He is to be honored by the Richmond Bar Association for a lifetime of public service and distinguished service to society beyond the practice of law.
Mr. Dunnaville will be presented with the Hill-Tucker Public Service Award, named for its first recipients — Oliver W. Hill Sr. and Samuel W. Tucker, who were members of the legendary Richmond civil rights law firm of Hill, Tucker & Marsh that successfully dismantled segre- gation barriers in education, employment and government. Mr. Dunnaville joined the firm in 1990 and practiced there through 2000.
The award will be presented at a bar association luncheon Thursday, Feb. 26, at a Downtown hotel. “His selfless dedication to civil rights, pro bono service and juvenile justice more than qualify him for the award,” Lee Martin, executive director of the Richmond Bar Association, explains.
As is his penchant, Mr. Dunnaville humbly speaks of accepting the award.

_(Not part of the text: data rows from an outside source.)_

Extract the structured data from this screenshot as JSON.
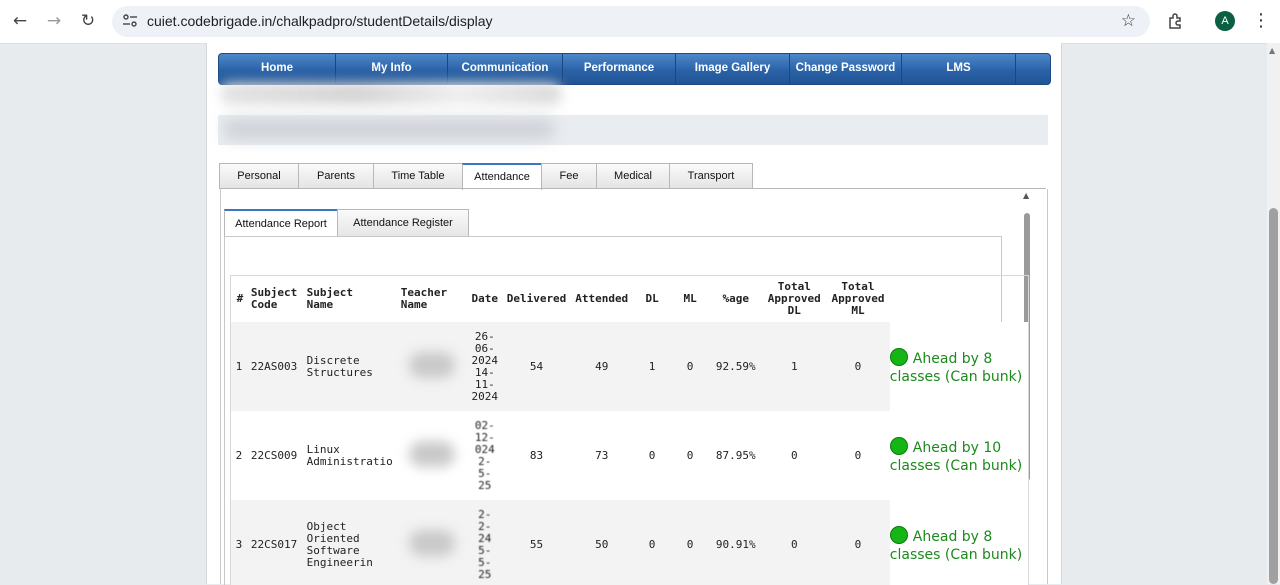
{
  "browser": {
    "url": "cuiet.codebrigade.in/chalkpadpro/studentDetails/display",
    "avatar_letter": "A"
  },
  "menu": [
    "Home",
    "My Info",
    "Communication",
    "Performance",
    "Image Gallery",
    "Change Password",
    "LMS"
  ],
  "tabs": [
    "Personal",
    "Parents",
    "Time Table",
    "Attendance",
    "Fee",
    "Medical",
    "Transport"
  ],
  "active_tab": "Attendance",
  "subtabs": [
    "Attendance Report",
    "Attendance Register"
  ],
  "table": {
    "headers": {
      "num": "#",
      "code": [
        "Subject",
        "Code"
      ],
      "name": [
        "Subject",
        "Name"
      ],
      "teacher": [
        "Teacher",
        "Name"
      ],
      "date": "Date",
      "delivered": "Delivered",
      "attended": "Attended",
      "dl": "DL",
      "ml": "ML",
      "pct": "%age",
      "tdl": [
        "Total",
        "Approved",
        "DL"
      ],
      "tml": [
        "Total",
        "Approved",
        "ML"
      ]
    },
    "rows": [
      {
        "num": "1",
        "code": "22AS003",
        "name": [
          "Discrete",
          "Structures"
        ],
        "date": [
          "26-",
          "06-",
          "2024",
          "14-",
          "11-",
          "2024"
        ],
        "delivered": "54",
        "attended": "49",
        "dl": "1",
        "ml": "0",
        "pct": "92.59%",
        "tdl": "1",
        "tml": "0",
        "status": [
          "Ahead by 8",
          "classes (Can bunk)"
        ]
      },
      {
        "num": "2",
        "code": "22CS009",
        "name": [
          "Linux",
          "Administratio"
        ],
        "date": [
          "02-",
          "12-",
          "024",
          "2-",
          "5-",
          "25"
        ],
        "delivered": "83",
        "attended": "73",
        "dl": "0",
        "ml": "0",
        "pct": "87.95%",
        "tdl": "0",
        "tml": "0",
        "status": [
          "Ahead by 10",
          "classes (Can bunk)"
        ]
      },
      {
        "num": "3",
        "code": "22CS017",
        "name": [
          "Object",
          "Oriented",
          "Software",
          "Engineerin"
        ],
        "date": [
          "2-",
          "2-",
          "24",
          "5-",
          "5-",
          "25"
        ],
        "delivered": "55",
        "attended": "50",
        "dl": "0",
        "ml": "0",
        "pct": "90.91%",
        "tdl": "0",
        "tml": "0",
        "status": [
          "Ahead by 8",
          "classes (Can bunk)"
        ]
      }
    ]
  }
}
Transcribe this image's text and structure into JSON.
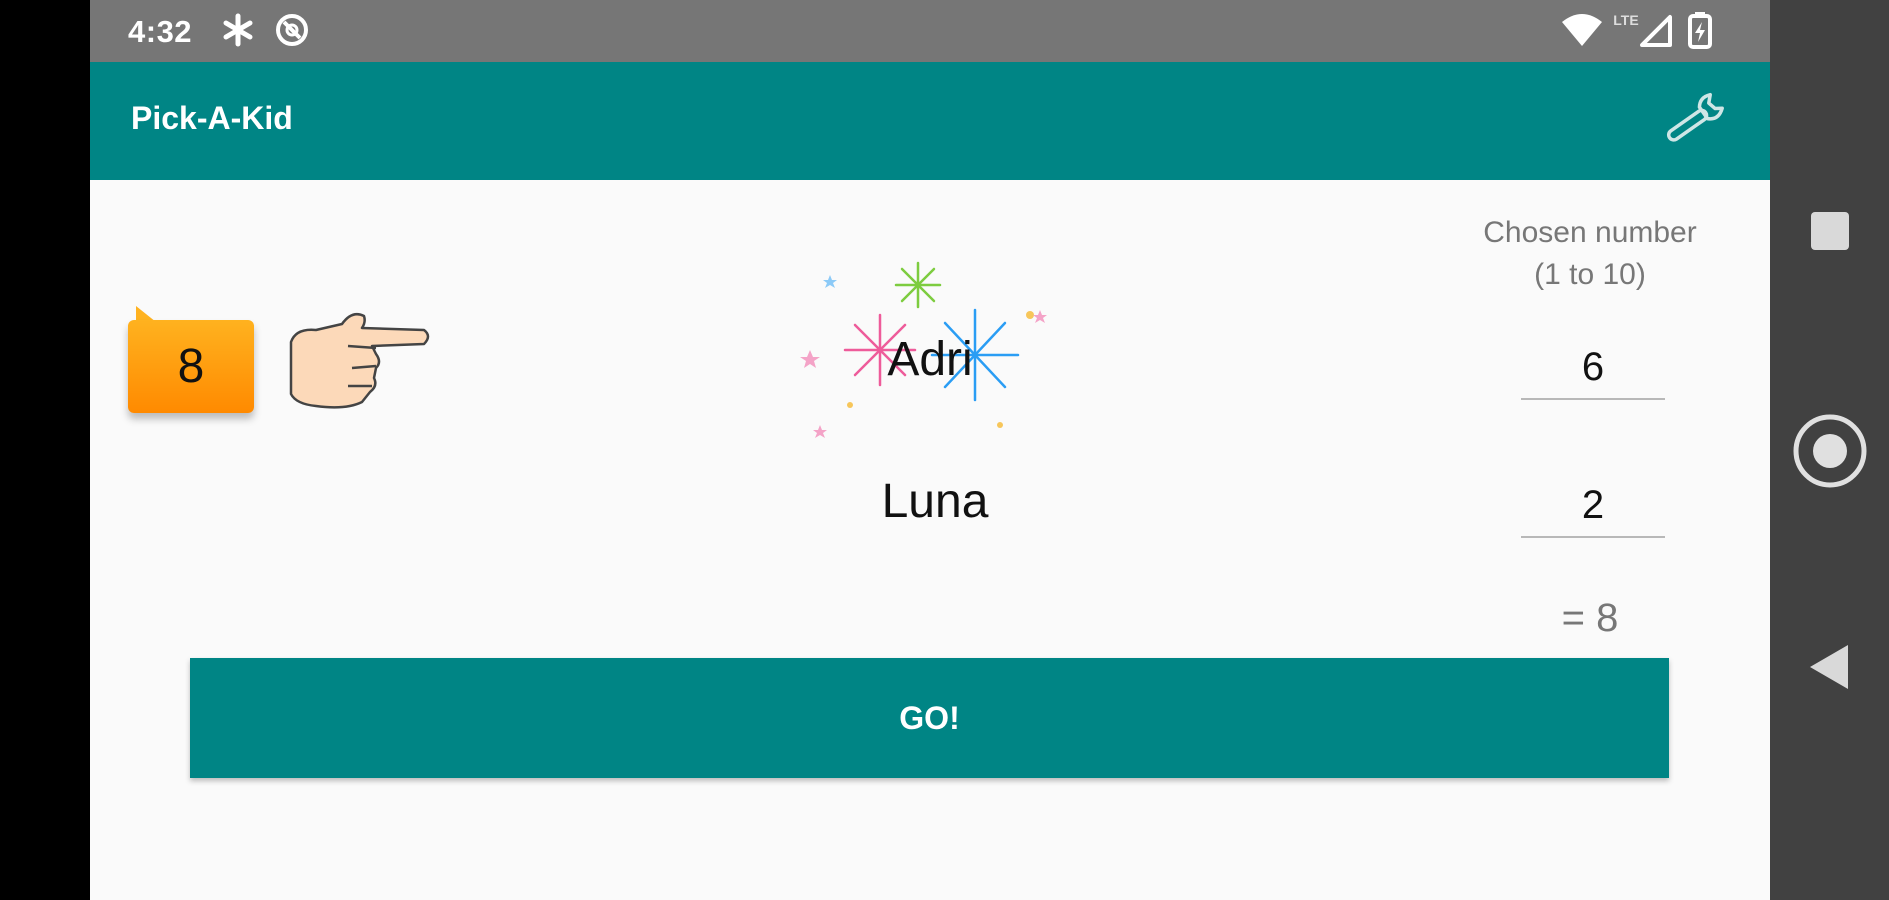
{
  "status_bar": {
    "time": "4:32",
    "network_label": "LTE",
    "icons": [
      "asterisk-icon",
      "data-saver-icon",
      "wifi-icon",
      "signal-icon",
      "battery-icon"
    ]
  },
  "app_bar": {
    "title": "Pick-A-Kid",
    "settings_icon": "wrench-icon"
  },
  "main": {
    "badge_value": "8",
    "pointer_icon": "pointing-hand-icon",
    "celebration_icon": "fireworks-icon",
    "kids": [
      {
        "name": "Adri"
      },
      {
        "name": "Luna"
      }
    ],
    "chosen_label_line1": "Chosen number",
    "chosen_label_line2": "(1 to 10)",
    "numbers": [
      "6",
      "2"
    ],
    "sum": "= 8",
    "go_label": "GO!"
  },
  "nav_bar": {
    "icons": [
      "recents-icon",
      "home-icon",
      "back-icon"
    ]
  },
  "colors": {
    "primary": "#008585",
    "status_bar": "#767676",
    "nav_bar": "#414141",
    "badge": "#ff9a0a",
    "background": "#fafafa"
  }
}
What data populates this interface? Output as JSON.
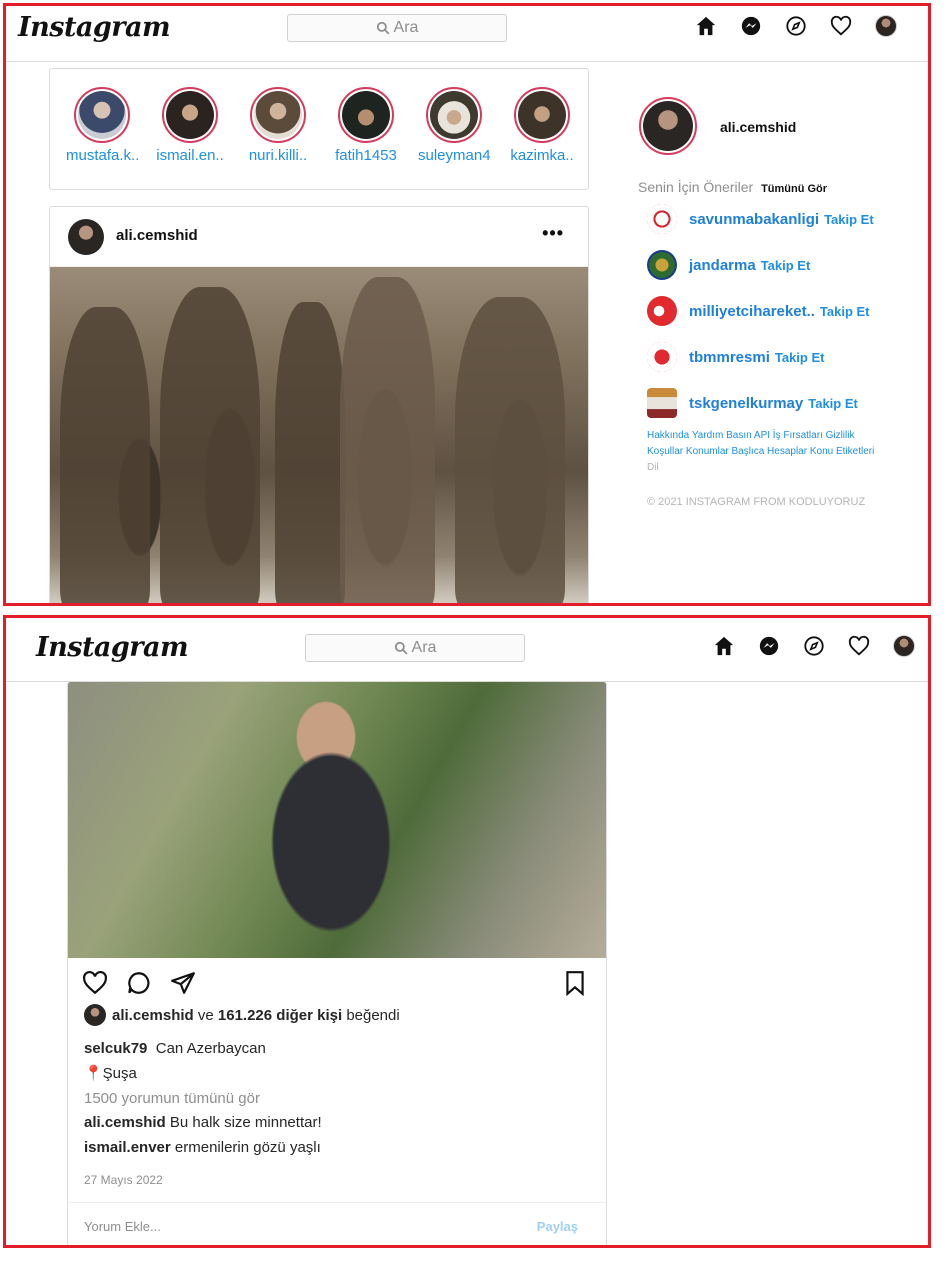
{
  "colors": {
    "frame": "#e11d2a",
    "link": "#1f8fe3",
    "share": "#9fd0f6"
  },
  "navbar": {
    "logo": "Instagram",
    "search_placeholder": "Ara",
    "icons": [
      "home-icon",
      "messenger-icon",
      "explore-icon",
      "heart-icon",
      "profile-avatar"
    ]
  },
  "stories": [
    {
      "name": "mustafa.k.."
    },
    {
      "name": "ismail.en.."
    },
    {
      "name": "nuri.killi.."
    },
    {
      "name": "fatih1453"
    },
    {
      "name": "suleyman4.."
    },
    {
      "name": "kazimka.."
    }
  ],
  "post1": {
    "username": "ali.cemshid",
    "more": "•••"
  },
  "sidebar": {
    "username": "ali.cemshid",
    "suggestions_title": "Senin İçin Öneriler",
    "see_all": "Tümünü Gör",
    "follow_label": "Takip Et",
    "suggestions": [
      {
        "name": "savunmabakanligi"
      },
      {
        "name": "jandarma"
      },
      {
        "name": "milliyetcihareket.."
      },
      {
        "name": "tbmmresmi"
      },
      {
        "name": "tskgenelkurmay"
      }
    ],
    "footer_links": "Hakkında Yardım Basın API İş Fırsatları Gizlilik Koşullar Konumlar Başlıca Hesaplar Konu Etiketleri",
    "footer_lang": "Dil",
    "copyright": "© 2021 INSTAGRAM FROM KODLUYORUZ"
  },
  "post2": {
    "liked_by_user": "ali.cemshid",
    "liked_and": "ve",
    "liked_others": "161.226 diğer kişi",
    "liked_suffix": "beğendi",
    "caption_user": "selcuk79",
    "caption_text": "Can Azerbaycan",
    "location": "📍Şuşa",
    "view_comments": "1500 yorumun tümünü gör",
    "comments": [
      {
        "user": "ali.cemshid",
        "text": "Bu halk size minnettar!"
      },
      {
        "user": "ismail.enver",
        "text": "ermenilerin gözü yaşlı"
      }
    ],
    "date": "27 Mayıs 2022",
    "comment_placeholder": "Yorum Ekle...",
    "share_label": "Paylaş"
  }
}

“I really don’t deserve it,” he says. “All the people who did all the hard work are the support people who made it possible for Oliver Hill, Spottswood Robinson, Henry Marsh, Samuel Tucker, Harold Marsh, myself and others to do what we did. They changed America, and I followed behind them.
“Whatever accomplishments I have made, it would not be possible without many different people who have helped me along the way,” he adds. “I am just a spoke in the wheel.”
Mr. Dunnaville attributes his successes to “hard work, determination and some luck.”
As a student in the early 1950s at Morgan State University in Baltimore, he participated in demonstrations picketing racially segregated theaters and sit-ins at lunch counters.
Mr. Dunnaville recalls going with one of his professors in December 1953 to the U.S. Supreme Court in Washington, where he heard attorneys Thurgood Marshall and Spottswood Robinson III argue for plaintiffs in the Brown v. Board of Education case in which the high court struck down separate public schools for black and white students.
“Spottswood went first and gave a magnificent argument,” Mr. Dunnaville recollects. “Thurgood then did a tremendous job as well. I’m one of the few people still living who heard those arguments.
“What struck me the most about the experience was when you get to the Supreme Court building, you look up and the words, ‘Equal Justice Under Law,’ are inscribed,” Mr. Dunnaville said. “I knew then that did not exist for black and poor people, and I’ve been trying to do something about it my whole life.”